9. 11. 2. This policy is needed to provide protection for existing community facilities which play an important role in delivering a place where people want to live. Where major new development is proposed, or where facilities are lost as part of redevelopment proposals, the council will seek new facilities where there is an identified demand. Where appropriate, community facilities are encouraged in or near to local centres in order to reduce trips.

What is the policy intended to do?

9. 11. 3. It is important to protect existing facilities where these are required to support a healthy and inclusive community. These types of use typically generate high levels of footfall from members of the public. Co-locating multiple facilities on a single site, particularly where this is close to a local centre, can be an efficient way to improve quality and accessibility.

Policy V9.7 Community Facilities

The provision of new cultural and community uses that address a demonstrated demand from the local community will be supported. Such uses should be located within sustainable, accessible locations close to the identified need and as a complementary use within, or close to, an identified local centre. Facilities that are proposed in isolated locations or that conflict with existing uses nearby will not be permitted.

The loss of existing social and cultural venues will be not be supported unless it can be demonstrated that the facility is no longer needed, or that the formal and informal leisure activities can be reprovided in an alternative location or manner that is of a higher quality and is equally accessible to the community.

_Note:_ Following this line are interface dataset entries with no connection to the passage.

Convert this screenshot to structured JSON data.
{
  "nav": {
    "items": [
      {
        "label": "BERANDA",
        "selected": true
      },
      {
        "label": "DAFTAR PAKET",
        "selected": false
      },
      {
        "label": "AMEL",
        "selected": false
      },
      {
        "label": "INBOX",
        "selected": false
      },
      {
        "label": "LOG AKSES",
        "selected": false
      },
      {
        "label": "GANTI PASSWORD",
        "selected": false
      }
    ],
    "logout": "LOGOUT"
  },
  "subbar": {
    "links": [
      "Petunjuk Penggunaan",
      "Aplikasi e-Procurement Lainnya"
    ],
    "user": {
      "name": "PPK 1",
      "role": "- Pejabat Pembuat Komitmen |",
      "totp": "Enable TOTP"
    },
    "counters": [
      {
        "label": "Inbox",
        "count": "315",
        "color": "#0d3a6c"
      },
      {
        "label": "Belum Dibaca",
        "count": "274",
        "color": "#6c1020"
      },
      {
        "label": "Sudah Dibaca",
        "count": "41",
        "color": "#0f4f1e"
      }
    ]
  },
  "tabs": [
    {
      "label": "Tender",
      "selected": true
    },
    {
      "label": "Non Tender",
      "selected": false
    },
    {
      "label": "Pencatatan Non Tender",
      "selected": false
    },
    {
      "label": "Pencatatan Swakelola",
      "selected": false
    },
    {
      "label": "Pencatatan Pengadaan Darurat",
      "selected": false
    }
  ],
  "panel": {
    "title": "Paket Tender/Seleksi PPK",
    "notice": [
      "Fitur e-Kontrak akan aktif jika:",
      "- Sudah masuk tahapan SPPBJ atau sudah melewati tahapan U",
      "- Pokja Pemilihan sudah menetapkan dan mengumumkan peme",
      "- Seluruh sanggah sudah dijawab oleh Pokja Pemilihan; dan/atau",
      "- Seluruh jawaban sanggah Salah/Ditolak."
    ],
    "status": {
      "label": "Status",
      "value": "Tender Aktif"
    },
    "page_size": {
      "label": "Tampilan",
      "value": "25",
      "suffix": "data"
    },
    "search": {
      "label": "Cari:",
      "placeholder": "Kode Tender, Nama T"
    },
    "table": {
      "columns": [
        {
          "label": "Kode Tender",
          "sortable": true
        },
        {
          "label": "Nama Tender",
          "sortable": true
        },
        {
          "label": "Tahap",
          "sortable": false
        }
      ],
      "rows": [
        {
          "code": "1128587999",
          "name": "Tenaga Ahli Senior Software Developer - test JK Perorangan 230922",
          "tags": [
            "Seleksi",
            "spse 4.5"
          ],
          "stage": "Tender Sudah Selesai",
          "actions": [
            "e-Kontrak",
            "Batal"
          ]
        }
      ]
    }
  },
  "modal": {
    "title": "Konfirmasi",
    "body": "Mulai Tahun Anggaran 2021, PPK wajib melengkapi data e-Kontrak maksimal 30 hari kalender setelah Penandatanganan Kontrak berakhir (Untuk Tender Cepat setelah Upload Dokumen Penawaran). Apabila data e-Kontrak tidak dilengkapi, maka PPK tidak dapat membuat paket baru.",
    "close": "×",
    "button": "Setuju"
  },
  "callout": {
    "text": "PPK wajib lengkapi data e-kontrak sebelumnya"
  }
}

To take part in these consultations, you will first need to register as a user by clicking on the link at the top right of this page. Once you have registered, select a document, then comments can be given by clicking on the pen icon and writing in the form that appears. For further assistance please read our help guide.
back to top back to top